Upon returning home Wolfe immediately began working on her first album, “The Grime and the Glow,” which she released in December of 2010. Since, then, Wolfe’s rise in popularity has been steady in her comparatively short music career.
Wolfe’s band has also had an influence on the style of “Abyss.” She began her career appearing on stage solo, but having a band gave her a new range of possibilities. “I want to maximize the fact that I have this great band,” Wolfe said. “I really want to write and play heavy songs, so I kind of ditched the more minimal songs I’ve been writing and started focusing on the heavier stuff, heavier guitars. Obviously, subject-wise it’s pretty heavy, too, so that kind of guided it. A lot of the initial inspiration for the new record being heavier was knowing that I was going to continue to tour, and I wanted to have songs that would translate well live. It can be enjoyable to do the acoustic stuff, too, but I’ve done an acoustic tour before. Last year, opening for the Eels, I had a really hard time with it. I didn’t feel like I was ready to be up there alone in that quiet state, so I started gearing towards the heavier stuff, mostly for the live set.”
The next night I attended Wolfe’s concert at the Music Hall of Williamsburg, and I got to see exactly what she was talking about.
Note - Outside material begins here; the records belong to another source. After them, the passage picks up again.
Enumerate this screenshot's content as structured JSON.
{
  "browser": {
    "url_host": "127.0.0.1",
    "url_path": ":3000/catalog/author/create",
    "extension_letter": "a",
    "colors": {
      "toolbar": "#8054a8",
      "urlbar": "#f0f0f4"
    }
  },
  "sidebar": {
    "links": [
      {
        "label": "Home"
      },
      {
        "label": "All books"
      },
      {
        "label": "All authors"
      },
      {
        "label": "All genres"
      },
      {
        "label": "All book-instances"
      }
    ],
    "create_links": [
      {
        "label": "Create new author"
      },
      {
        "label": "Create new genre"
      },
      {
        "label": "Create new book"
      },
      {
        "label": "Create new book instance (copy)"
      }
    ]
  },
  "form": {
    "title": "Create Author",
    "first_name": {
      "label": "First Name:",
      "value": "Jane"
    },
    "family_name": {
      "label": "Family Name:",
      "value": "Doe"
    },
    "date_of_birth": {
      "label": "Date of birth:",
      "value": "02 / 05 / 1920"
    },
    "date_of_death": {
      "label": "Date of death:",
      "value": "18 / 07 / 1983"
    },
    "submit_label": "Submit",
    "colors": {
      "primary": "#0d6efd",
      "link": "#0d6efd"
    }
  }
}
The live band gave new musical meaning to the album. Wolfe’s formidable vocal range, Ben Chisholm’s prolific guitar and keyboard skills, and the awe-inspiring percussion of Dylan Fujioka left the audience in thrall.
Another reason for having a band is that it takes attention off of Wolfe on stage. Even though she has gotten over her stage fright, Wolfe feels more comfortable sharing the stage, despite remaining its centerpiece. And while she likes touring, in the ideal world she would rather stay at home and make music.
“I really have to prepare myself to go on tour: mentally, physically, and emotionally,” Wolfe told me. “Even just packing, finding the right things because you can’t bring your whole life on tour, so you have to pair it down to a favorite group of outfits and things like that.”
“But then when I’m out on the road I’m kind of okay with it. The van becomes your home. The venues become your home. You just sort of roll with the punches and it starts to become a really cool routine. You get to go to a new city everyday and meet new people everyday. It’s mostly when we get tired that we don’t like touring. There are weeks where you don’t get any sleep and everyone starts to bare their teeth a little bit.”
Wolfe’s style is the direct extension of her music and her personality. She works closely with her stylist Jenni Hensler, who makes custom pieces for Wolfe, which she mixes with designer fashion. Unsurprisingly, she counts the cerebral, rock-n-roll influenced designers like Ann Demeulemeester, Rick Owens, A.F. Vandevorst, Yohji Yamamoto, and Martin Margiela among her favorites.
Her fascination with style partly came out of her initial stage fright and the desire to hide herself, to simultaneously be present and absent. “At first I was so nervous to even get on stage that my tactic to deal with it was to wear long, black dresses. I wore a lace black veil on stage for the first three years, because I really couldn’t handle the fact that I was up in front of everyone with all these eyes looking.”
She still picks clothes that make her feel protected. “When you’re a performer you really have to put yourself together and make yourself strong in order to go out there on stage and let yourself fall apart. Because if you’re uncomfortable in the first place, you are not going to have a good show, and you are not going to really let yourself go and give yourself to the audience. But if you feel protected by that Ann Demeulemeester jacket, you’re going to have a really good show.”